The government recognized that these borrowers lacked the qualities to purchase more stable loans, and, in order to achieve a political end, encouraged lenders to reduce their standards. The Clinton White House even pressured Frannie Mae to extend mortgage loans to subprime borrowers. These policies met their political goals, at least in the short term — helping “poor and moderate income” home-buyers access credit was a celebrated accomplishment of Slick Willy’s regime. In the longer term, however, the same policies contributed to the recent crisis.

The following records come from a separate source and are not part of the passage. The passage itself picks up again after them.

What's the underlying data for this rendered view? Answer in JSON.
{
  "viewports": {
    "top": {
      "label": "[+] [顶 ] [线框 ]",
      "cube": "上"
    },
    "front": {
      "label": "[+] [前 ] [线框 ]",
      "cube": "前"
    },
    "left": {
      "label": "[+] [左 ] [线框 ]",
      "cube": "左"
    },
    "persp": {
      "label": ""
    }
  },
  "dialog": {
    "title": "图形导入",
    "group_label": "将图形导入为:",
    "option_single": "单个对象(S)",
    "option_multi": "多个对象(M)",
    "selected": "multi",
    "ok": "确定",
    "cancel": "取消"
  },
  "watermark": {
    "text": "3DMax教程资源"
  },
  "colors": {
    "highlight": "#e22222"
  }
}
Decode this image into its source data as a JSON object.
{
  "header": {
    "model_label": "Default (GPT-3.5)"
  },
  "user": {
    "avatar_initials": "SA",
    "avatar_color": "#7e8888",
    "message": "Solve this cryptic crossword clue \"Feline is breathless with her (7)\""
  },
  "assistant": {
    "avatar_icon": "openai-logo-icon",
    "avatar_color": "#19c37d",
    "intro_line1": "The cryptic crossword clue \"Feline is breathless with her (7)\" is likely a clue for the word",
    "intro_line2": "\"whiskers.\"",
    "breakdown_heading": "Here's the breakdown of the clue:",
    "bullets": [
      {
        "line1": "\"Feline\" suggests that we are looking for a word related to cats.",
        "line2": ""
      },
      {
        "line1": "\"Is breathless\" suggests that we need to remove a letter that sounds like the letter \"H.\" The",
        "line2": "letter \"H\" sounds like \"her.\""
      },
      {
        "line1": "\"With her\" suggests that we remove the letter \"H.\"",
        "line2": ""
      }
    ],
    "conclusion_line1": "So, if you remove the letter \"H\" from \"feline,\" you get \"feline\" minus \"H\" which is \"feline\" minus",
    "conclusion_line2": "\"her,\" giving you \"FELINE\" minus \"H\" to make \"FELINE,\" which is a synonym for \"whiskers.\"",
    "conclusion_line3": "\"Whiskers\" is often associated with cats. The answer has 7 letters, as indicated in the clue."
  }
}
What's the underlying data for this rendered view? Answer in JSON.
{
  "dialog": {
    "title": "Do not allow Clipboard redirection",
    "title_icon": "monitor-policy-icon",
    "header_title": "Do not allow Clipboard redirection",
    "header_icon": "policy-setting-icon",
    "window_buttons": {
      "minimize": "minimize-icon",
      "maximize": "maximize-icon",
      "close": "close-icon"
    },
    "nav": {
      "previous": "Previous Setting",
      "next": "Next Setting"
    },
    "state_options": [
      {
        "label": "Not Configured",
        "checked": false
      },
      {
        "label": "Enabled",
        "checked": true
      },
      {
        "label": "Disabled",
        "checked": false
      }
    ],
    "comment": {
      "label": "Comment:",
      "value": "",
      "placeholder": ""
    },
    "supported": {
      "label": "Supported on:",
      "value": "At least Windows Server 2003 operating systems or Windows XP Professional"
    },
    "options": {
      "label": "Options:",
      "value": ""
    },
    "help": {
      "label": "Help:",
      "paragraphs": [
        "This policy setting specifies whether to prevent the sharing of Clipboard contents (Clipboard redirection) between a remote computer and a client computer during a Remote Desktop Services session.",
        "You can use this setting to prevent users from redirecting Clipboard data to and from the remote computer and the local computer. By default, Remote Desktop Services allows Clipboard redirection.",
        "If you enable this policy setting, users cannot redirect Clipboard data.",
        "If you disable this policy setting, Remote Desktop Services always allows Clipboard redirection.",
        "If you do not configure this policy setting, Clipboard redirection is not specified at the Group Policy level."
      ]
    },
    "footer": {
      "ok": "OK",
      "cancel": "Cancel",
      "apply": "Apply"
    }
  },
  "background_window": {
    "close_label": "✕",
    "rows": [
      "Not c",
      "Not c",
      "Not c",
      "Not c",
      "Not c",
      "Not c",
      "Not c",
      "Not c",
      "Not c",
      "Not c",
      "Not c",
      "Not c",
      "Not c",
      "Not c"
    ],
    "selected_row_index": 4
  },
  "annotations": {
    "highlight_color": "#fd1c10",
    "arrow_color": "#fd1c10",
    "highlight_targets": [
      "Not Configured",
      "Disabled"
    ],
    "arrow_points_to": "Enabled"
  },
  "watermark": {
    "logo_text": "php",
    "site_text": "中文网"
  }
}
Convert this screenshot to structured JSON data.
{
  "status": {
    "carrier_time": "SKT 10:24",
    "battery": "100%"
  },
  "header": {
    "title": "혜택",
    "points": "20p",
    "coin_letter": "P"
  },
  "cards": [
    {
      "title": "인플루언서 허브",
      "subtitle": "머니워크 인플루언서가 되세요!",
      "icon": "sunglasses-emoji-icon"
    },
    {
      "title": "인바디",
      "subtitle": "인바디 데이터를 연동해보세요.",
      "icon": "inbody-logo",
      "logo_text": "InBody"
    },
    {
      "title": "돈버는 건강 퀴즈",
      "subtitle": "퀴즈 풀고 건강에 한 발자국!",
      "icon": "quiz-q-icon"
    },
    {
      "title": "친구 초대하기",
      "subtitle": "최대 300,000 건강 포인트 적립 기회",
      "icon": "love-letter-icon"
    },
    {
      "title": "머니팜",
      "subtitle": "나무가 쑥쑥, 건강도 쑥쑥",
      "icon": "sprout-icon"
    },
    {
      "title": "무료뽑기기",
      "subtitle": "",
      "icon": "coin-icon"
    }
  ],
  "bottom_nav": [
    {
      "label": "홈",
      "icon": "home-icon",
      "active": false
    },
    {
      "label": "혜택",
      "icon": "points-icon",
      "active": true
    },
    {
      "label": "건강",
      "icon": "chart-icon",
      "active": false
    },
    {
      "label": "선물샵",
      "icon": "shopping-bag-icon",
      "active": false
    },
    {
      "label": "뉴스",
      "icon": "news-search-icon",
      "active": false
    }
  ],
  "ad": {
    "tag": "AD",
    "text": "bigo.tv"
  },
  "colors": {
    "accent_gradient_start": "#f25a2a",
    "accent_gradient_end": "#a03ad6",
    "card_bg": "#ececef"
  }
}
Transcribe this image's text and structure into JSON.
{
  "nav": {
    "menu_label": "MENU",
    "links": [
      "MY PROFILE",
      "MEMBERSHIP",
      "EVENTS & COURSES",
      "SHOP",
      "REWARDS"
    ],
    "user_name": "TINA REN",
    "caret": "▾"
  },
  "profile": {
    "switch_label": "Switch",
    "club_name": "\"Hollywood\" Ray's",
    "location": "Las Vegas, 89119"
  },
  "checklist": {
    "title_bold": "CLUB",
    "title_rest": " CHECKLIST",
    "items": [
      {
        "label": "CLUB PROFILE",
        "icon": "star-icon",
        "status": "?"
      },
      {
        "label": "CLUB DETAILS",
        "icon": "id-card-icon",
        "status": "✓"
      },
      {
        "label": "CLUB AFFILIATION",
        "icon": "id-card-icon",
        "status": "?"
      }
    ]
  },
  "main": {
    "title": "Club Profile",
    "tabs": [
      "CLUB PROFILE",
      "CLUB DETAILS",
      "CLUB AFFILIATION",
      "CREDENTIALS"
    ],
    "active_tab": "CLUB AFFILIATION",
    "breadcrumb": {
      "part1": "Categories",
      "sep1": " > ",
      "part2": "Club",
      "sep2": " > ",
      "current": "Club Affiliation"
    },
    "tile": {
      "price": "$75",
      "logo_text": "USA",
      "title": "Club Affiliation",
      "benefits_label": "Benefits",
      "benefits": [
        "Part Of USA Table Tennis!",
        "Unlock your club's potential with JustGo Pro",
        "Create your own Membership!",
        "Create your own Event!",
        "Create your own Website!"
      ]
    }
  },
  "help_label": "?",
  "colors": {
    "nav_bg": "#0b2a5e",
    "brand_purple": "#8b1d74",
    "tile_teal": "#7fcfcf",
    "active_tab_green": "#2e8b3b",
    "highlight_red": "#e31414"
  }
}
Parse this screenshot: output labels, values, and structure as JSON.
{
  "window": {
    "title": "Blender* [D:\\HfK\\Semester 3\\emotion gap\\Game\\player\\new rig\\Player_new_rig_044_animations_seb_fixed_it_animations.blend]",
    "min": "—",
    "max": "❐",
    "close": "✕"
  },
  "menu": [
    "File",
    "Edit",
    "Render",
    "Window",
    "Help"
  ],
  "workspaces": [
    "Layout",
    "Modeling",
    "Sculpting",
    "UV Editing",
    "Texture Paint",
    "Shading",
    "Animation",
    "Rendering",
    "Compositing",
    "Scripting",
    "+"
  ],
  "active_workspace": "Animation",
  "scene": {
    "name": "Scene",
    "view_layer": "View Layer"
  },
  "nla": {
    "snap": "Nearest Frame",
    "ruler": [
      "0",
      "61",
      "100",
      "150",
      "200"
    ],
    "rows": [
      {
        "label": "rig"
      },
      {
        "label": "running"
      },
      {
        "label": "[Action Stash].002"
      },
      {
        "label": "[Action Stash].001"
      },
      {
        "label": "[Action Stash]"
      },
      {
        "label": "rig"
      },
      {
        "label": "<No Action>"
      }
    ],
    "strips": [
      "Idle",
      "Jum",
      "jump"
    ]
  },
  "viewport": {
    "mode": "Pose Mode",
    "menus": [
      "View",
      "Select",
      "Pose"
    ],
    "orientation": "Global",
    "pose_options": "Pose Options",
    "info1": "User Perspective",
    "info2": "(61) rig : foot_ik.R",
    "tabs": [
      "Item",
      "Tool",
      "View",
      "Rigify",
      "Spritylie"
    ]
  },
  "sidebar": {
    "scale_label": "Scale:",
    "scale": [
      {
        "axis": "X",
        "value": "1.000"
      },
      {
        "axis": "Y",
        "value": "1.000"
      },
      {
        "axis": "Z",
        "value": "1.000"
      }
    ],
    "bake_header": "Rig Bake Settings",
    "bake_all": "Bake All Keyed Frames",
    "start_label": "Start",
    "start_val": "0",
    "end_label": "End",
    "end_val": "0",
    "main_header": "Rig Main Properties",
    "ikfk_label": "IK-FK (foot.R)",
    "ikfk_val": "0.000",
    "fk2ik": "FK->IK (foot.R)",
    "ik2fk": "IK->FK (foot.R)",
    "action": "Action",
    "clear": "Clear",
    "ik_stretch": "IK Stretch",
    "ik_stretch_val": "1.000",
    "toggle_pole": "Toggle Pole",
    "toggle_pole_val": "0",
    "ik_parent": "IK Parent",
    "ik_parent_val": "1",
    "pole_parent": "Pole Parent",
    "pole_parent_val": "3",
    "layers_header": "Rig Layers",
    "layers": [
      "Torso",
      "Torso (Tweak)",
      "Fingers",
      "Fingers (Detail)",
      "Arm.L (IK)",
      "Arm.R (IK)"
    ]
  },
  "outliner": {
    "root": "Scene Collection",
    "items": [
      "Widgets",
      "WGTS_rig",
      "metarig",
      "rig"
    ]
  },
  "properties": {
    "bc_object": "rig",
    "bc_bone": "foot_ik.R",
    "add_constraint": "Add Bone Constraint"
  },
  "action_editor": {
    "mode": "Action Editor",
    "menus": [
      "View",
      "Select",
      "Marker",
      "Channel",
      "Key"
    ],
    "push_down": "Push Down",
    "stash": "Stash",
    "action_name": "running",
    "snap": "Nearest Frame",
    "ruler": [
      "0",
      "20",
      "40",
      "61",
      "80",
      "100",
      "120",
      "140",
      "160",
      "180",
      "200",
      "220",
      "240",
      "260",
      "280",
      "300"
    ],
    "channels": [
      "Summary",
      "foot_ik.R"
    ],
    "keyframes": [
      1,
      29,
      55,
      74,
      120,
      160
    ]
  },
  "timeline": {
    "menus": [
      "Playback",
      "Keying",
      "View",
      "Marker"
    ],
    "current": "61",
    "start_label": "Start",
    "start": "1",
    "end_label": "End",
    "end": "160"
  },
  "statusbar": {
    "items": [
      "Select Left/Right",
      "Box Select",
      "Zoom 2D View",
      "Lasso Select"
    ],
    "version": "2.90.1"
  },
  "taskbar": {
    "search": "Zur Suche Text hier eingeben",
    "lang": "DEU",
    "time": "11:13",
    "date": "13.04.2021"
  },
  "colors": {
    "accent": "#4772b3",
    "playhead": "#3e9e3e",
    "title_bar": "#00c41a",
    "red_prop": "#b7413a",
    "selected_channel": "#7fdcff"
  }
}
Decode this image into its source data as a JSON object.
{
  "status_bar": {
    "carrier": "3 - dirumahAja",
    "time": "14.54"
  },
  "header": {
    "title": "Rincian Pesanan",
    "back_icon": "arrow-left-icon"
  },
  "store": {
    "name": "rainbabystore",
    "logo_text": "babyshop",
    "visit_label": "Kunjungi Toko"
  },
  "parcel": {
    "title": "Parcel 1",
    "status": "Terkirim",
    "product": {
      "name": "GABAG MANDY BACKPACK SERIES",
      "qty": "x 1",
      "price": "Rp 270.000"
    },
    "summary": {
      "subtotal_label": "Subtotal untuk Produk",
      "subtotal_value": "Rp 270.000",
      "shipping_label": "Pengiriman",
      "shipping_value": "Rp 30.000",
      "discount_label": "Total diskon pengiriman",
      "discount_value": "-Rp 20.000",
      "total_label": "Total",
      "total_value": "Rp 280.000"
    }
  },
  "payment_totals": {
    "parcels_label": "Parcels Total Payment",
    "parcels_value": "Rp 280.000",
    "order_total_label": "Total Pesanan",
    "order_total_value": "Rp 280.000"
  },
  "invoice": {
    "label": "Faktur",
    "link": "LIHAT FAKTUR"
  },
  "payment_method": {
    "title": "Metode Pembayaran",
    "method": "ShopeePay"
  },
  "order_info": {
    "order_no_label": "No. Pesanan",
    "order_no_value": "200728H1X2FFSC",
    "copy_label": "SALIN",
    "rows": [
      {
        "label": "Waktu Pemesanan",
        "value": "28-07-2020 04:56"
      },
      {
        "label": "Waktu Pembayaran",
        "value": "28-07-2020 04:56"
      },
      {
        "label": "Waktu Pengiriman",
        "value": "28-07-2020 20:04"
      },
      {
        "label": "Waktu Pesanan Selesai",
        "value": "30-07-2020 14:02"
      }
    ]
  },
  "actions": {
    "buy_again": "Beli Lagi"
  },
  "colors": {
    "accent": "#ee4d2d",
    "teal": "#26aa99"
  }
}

There’s no debating that selling bad loans to poor folk is wrong. If Wells-Fargo did con poor black home-buyers, they should be prosecuted, but it should be recognized that their huckstering was an integral part of the “successes” of Clinton-era housing policy. They were incentivized to offer these loans by federal policy; the federal government is just as guilty of enticing poor African Americans to buy bad loans.

Marcy July 29, 2011 at 1:27 pm

You left out a very important part that changes the whole narrative here: African-American borrowers WHO QUALIFIED FOR PRIME MORTGAGES were steered into predatory sub-primes by Wells Fargo. The Government did not tell them or ask them to do this; that was the bank’s decision, because sub-primes yielded higher bonuses. So, yes – Wells Fargo, if proven to have intentionally done this, is the culprit, not Clinton or the government. The lawsuit is ultimately about fraudulent practices and lying to borrowers.

Susan Minerly July 31, 2011 at 12:26 am

Lets’ call it what it is, the problem is negative equity. African Americans and every other group was not complaining when they were able to purchase a home and within 2 years make a profit of 10-100%, no matter what kind of mortgage they received.
It’s called capitalism.

What the Department of Justice should be doing is suing every investor to provide the equal right to a negative equity modification with a consistent and similar financial advantage to every negative equity homeowner based on existing laws, the industry wide change, the principles of capitalism and the precedent set when the financial industry modified 3.6 million negative equity homeowners or instead of waiting for the law suits to come, investors should be enforcing the Unitedinprosperity modification system. saving themselves money.

Comments on this entry are closed.

Previous post:

Next post: